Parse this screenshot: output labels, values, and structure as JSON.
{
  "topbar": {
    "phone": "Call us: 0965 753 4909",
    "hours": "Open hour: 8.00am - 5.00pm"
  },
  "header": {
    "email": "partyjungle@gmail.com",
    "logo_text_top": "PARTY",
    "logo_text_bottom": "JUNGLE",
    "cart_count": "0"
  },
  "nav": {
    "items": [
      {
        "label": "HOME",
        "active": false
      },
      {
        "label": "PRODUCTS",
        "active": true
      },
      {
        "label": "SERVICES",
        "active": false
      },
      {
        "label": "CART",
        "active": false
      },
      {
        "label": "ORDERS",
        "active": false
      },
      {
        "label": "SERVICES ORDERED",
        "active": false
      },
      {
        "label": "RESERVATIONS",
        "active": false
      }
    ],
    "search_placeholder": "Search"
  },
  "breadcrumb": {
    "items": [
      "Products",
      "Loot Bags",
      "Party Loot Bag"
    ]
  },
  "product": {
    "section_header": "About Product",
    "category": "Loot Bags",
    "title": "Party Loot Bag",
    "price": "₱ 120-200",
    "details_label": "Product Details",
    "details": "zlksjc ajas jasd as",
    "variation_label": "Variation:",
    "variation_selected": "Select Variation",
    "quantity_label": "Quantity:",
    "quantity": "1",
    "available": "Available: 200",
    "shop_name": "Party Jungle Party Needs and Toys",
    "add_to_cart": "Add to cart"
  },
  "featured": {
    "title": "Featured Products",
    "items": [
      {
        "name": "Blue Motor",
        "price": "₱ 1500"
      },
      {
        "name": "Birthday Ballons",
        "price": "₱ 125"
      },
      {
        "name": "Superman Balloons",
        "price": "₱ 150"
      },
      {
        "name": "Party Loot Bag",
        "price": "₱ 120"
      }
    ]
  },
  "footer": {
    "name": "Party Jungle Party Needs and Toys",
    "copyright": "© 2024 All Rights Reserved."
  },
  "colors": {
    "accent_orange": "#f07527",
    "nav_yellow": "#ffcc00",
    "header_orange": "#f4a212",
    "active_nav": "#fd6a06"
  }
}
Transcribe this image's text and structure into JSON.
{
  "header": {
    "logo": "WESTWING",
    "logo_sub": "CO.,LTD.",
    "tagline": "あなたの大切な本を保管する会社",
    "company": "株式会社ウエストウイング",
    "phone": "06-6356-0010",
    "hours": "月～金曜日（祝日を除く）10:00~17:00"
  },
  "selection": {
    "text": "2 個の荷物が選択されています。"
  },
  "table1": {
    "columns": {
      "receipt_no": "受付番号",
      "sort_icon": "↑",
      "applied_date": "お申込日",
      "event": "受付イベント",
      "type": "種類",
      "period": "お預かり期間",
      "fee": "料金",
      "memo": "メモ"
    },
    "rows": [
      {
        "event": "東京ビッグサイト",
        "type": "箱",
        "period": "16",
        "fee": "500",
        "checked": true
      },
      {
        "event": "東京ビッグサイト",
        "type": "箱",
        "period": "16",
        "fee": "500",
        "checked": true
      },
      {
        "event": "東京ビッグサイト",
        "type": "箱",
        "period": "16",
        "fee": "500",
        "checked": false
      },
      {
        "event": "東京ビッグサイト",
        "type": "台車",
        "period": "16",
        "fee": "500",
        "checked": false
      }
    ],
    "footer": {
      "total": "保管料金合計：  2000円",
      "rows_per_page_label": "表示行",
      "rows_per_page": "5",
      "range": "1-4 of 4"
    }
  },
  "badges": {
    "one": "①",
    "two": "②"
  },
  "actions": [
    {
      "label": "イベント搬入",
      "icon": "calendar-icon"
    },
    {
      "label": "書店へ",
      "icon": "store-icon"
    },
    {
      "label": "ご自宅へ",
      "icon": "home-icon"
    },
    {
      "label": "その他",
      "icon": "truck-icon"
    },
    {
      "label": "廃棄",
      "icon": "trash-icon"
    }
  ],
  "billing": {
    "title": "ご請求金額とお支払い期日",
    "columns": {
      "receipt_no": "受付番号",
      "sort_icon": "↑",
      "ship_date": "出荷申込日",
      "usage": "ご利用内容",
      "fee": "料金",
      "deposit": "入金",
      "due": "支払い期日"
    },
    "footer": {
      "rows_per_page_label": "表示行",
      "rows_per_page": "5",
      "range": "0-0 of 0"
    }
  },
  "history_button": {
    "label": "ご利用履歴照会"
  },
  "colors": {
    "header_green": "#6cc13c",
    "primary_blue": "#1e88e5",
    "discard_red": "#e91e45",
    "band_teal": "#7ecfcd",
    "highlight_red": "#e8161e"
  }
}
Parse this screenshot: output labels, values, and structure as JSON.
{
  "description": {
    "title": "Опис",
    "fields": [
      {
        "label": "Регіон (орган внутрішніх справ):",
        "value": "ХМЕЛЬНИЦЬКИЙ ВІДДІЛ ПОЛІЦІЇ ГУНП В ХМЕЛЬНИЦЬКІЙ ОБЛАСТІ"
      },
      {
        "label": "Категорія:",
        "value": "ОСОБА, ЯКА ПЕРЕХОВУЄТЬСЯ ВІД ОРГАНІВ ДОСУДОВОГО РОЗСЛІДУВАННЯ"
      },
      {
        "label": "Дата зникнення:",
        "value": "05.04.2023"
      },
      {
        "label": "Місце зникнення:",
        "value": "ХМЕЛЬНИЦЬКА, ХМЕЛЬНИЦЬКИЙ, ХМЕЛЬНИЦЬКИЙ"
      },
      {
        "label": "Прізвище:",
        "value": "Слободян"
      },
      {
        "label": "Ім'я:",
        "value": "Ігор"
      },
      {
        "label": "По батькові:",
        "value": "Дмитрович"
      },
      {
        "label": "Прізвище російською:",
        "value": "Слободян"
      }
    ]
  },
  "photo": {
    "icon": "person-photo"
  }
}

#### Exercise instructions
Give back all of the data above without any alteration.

#### Response below
Parse this screenshot: output labels, values, and structure as JSON.
{
  "topbar": {
    "phone": "Call us: 0965 753 4909",
    "hours": "Open hour: 8.00am - 5.00pm"
  },
  "header": {
    "email": "partyjungle@gmail.com",
    "logo_text_top": "PARTY",
    "logo_text_bottom": "JUNGLE",
    "cart_count": "0"
  },
  "nav": {
    "items": [
      {
        "label": "HOME",
        "active": false
      },
      {
        "label": "PRODUCTS",
        "active": true
      },
      {
        "label": "SERVICES",
        "active": false
      },
      {
        "label": "CART",
        "active": false
      },
      {
        "label": "ORDERS",
        "active": false
      },
      {
        "label": "SERVICES ORDERED",
        "active": false
      },
      {
        "label": "RESERVATIONS",
        "active": false
      }
    ],
    "search_placeholder": "Search"
  },
  "breadcrumb": {
    "items": [
      "Products",
      "Loot Bags",
      "Party Loot Bag"
    ]
  },
  "product": {
    "section_header": "About Product",
    "category": "Loot Bags",
    "title": "Party Loot Bag",
    "price": "₱ 120-200",
    "details_label": "Product Details",
    "details": "zlksjc ajas jasd as",
    "variation_label": "Variation:",
    "variation_selected": "Select Variation",
    "quantity_label": "Quantity:",
    "quantity": "1",
    "available": "Available: 200",
    "shop_name": "Party Jungle Party Needs and Toys",
    "add_to_cart": "Add to cart"
  },
  "featured": {
    "title": "Featured Products",
    "items": [
      {
        "name": "Blue Motor",
        "price": "₱ 1500"
      },
      {
        "name": "Birthday Ballons",
        "price": "₱ 125"
      },
      {
        "name": "Superman Balloons",
        "price": "₱ 150"
      },
      {
        "name": "Party Loot Bag",
        "price": "₱ 120"
      }
    ]
  },
  "footer": {
    "name": "Party Jungle Party Needs and Toys",
    "copyright": "© 2024 All Rights Reserved."
  },
  "colors": {
    "accent_orange": "#f07527",
    "nav_yellow": "#ffcc00",
    "header_orange": "#f4a212",
    "active_nav": "#fd6a06"
  }
}
Transcribe this image's text and structure into JSON.
{
  "header": {
    "logo": "WESTWING",
    "logo_sub": "CO.,LTD.",
    "tagline": "あなたの大切な本を保管する会社",
    "company": "株式会社ウエストウイング",
    "phone": "06-6356-0010",
    "hours": "月～金曜日（祝日を除く）10:00~17:00"
  },
  "selection": {
    "text": "2 個の荷物が選択されています。"
  },
  "table1": {
    "columns": {
      "receipt_no": "受付番号",
      "sort_icon": "↑",
      "applied_date": "お申込日",
      "event": "受付イベント",
      "type": "種類",
      "period": "お預かり期間",
      "fee": "料金",
      "memo": "メモ"
    },
    "rows": [
      {
        "event": "東京ビッグサイト",
        "type": "箱",
        "period": "16",
        "fee": "500",
        "checked": true
      },
      {
        "event": "東京ビッグサイト",
        "type": "箱",
        "period": "16",
        "fee": "500",
        "checked": true
      },
      {
        "event": "東京ビッグサイト",
        "type": "箱",
        "period": "16",
        "fee": "500",
        "checked": false
      },
      {
        "event": "東京ビッグサイト",
        "type": "台車",
        "period": "16",
        "fee": "500",
        "checked": false
      }
    ],
    "footer": {
      "total": "保管料金合計：  2000円",
      "rows_per_page_label": "表示行",
      "rows_per_page": "5",
      "range": "1-4 of 4"
    }
  },
  "badges": {
    "one": "①",
    "two": "②"
  },
  "actions": [
    {
      "label": "イベント搬入",
      "icon": "calendar-icon"
    },
    {
      "label": "書店へ",
      "icon": "store-icon"
    },
    {
      "label": "ご自宅へ",
      "icon": "home-icon"
    },
    {
      "label": "その他",
      "icon": "truck-icon"
    },
    {
      "label": "廃棄",
      "icon": "trash-icon"
    }
  ],
  "billing": {
    "title": "ご請求金額とお支払い期日",
    "columns": {
      "receipt_no": "受付番号",
      "sort_icon": "↑",
      "ship_date": "出荷申込日",
      "usage": "ご利用内容",
      "fee": "料金",
      "deposit": "入金",
      "due": "支払い期日"
    },
    "footer": {
      "rows_per_page_label": "表示行",
      "rows_per_page": "5",
      "range": "0-0 of 0"
    }
  },
  "history_button": {
    "label": "ご利用履歴照会"
  },
  "colors": {
    "header_green": "#6cc13c",
    "primary_blue": "#1e88e5",
    "discard_red": "#e91e45",
    "band_teal": "#7ecfcd",
    "highlight_red": "#e8161e"
  }
}
Parse this screenshot: output labels, values, and structure as JSON.
{
  "description": {
    "title": "Опис",
    "fields": [
      {
        "label": "Регіон (орган внутрішніх справ):",
        "value": "ХМЕЛЬНИЦЬКИЙ ВІДДІЛ ПОЛІЦІЇ ГУНП В ХМЕЛЬНИЦЬКІЙ ОБЛАСТІ"
      },
      {
        "label": "Категорія:",
        "value": "ОСОБА, ЯКА ПЕРЕХОВУЄТЬСЯ ВІД ОРГАНІВ ДОСУДОВОГО РОЗСЛІДУВАННЯ"
      },
      {
        "label": "Дата зникнення:",
        "value": "05.04.2023"
      },
      {
        "label": "Місце зникнення:",
        "value": "ХМЕЛЬНИЦЬКА, ХМЕЛЬНИЦЬКИЙ, ХМЕЛЬНИЦЬКИЙ"
      },
      {
        "label": "Прізвище:",
        "value": "Слободян"
      },
      {
        "label": "Ім'я:",
        "value": "Ігор"
      },
      {
        "label": "По батькові:",
        "value": "Дмитрович"
      },
      {
        "label": "Прізвище російською:",
        "value": "Слободян"
      }
    ]
  },
  "photo": {
    "icon": "person-photo"
  }
}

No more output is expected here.